The measure contains $14.6 billion for public transportation, $3 billion more than originally planned thanks to an amendment that mass transit supporters were able to add during debate. There’s also $37.9 billion for energy efficiency and $27.8 billion for renewable energy. On top of those amounts, the Ways and Means Committee added $20 billion in renewable-energy and energy-efficiency tax credits and related financial incentives, and inserted language to make the investment tax credit passed last year refundable.
The bill now moves to the Senate, which probably won’t vote on a package until next week. Appropriators have been hashing out how they’ll distribute funds, and it’s looking like green projects won’t fare as well in the Senate version even though senators’ package is $68 billion larger. The Senate Appropriations Committee approved $365.6 billion in spending, and the Senate Finance Committee passed $522 billion in tax measures, which include incentives for renewables. There’s only $8.4 billion for mass transit in the Senate package, which is even less than a previous draft of the bill called for.
Some environmental groups are perturbed by $50 billion in loan guarantees for the nuclear industry that are included in the Senate package. “The nuclear industry has given millions of dollars to politicians, an investment that appears to be paying off,” Friends of the Earth President Brent Blackwelder said in a statement on Wednesday. “Senators are supposed to be fixing the economy but instead they’re offering the nuclear industry a $50 billion gift that will create virtually no near-term jobs. It’s unconscionable. Lobbyists are probably popping champagne corks as we speak.”
Ken Ward reports that coal supporters also inserted $4.6 billion for the industry into the Senate bill, nearly double the money in the House version. That includes $2 billion for the development of “near-zero emissions” power plants, $1 billion for the Department of Energy’s Clean Coal Power Initiative, and $1.6 billion for carbon capture at industrial plants.
Enviros are hoping that the Senate can do better as they move forward on the package.

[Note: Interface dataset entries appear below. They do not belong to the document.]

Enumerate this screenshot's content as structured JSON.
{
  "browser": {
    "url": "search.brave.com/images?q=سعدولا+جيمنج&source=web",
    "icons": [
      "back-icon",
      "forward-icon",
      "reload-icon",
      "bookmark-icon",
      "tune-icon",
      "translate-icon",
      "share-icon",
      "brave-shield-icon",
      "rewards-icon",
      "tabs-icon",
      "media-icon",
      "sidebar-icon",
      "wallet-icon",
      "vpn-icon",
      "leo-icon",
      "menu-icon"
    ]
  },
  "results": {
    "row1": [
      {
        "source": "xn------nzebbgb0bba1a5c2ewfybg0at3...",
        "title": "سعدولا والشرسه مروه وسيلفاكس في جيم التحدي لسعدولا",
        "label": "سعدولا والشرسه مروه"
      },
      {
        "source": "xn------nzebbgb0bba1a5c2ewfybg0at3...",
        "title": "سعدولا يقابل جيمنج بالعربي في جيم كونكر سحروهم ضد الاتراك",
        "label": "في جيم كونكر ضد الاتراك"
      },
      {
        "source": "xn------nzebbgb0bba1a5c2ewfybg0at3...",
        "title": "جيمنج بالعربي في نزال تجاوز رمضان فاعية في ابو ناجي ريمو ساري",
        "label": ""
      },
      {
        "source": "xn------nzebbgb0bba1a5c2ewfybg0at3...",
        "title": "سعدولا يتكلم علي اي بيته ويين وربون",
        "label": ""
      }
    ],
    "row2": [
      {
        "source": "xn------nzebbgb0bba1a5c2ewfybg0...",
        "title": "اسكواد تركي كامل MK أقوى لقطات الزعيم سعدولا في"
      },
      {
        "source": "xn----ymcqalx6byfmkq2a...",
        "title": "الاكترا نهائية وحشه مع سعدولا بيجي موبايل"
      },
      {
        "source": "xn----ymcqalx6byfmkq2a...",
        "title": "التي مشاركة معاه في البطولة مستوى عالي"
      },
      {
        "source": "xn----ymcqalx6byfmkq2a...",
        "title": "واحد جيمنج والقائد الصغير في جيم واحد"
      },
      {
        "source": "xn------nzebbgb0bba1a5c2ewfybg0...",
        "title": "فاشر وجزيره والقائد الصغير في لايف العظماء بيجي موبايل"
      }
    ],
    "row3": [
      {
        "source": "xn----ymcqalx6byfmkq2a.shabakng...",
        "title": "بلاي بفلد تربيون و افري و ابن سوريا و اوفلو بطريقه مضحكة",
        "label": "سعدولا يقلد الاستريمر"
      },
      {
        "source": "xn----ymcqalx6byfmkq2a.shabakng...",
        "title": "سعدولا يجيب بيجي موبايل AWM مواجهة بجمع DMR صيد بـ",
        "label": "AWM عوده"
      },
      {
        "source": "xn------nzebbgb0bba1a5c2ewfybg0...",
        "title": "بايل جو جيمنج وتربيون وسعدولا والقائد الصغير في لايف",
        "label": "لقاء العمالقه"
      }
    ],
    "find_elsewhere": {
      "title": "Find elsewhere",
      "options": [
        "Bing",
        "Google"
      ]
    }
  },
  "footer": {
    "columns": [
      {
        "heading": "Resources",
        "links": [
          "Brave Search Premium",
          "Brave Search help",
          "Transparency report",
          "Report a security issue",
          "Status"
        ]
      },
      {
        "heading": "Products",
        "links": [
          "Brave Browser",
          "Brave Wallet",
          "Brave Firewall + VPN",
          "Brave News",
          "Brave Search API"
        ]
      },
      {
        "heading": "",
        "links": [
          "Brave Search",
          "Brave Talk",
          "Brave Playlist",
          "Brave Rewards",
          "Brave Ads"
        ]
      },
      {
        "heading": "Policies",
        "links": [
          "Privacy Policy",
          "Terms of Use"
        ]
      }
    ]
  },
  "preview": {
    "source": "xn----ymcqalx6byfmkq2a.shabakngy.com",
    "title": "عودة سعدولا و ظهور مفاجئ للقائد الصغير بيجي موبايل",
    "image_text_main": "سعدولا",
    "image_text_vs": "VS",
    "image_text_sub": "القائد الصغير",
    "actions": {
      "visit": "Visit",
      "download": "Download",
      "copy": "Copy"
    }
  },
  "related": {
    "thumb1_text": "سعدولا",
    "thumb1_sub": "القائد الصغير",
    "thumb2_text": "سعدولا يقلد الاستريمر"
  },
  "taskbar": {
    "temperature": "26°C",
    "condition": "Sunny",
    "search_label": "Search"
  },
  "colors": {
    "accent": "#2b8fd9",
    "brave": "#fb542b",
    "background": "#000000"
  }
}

“The House has now set a high bar and as this bill moves to the Senate, it is vitally important that we see even more of these kinds of improvements,” said Melinda Pierce, the Sierra Club’s deputy director of national campaigns. “Focus must remain on investing in newer, cleaner, more efficient technology and not wasting money on costly, business-as-usual approaches like new coal plants or ‘highways to nowhere.'”
President Obama issued a statement following the House passage of the bill, calling for the legislation to be improved before it reaches his desk: “The plan now moves to the Senate, and I hope that we can continue to strengthen this plan before it gets to my desk. But what we can’t do is drag our feet or allow the same partisan differences to get in our way. We must move swiftly and boldly to put Americans back to work, and that is exactly what this plan begins to do.”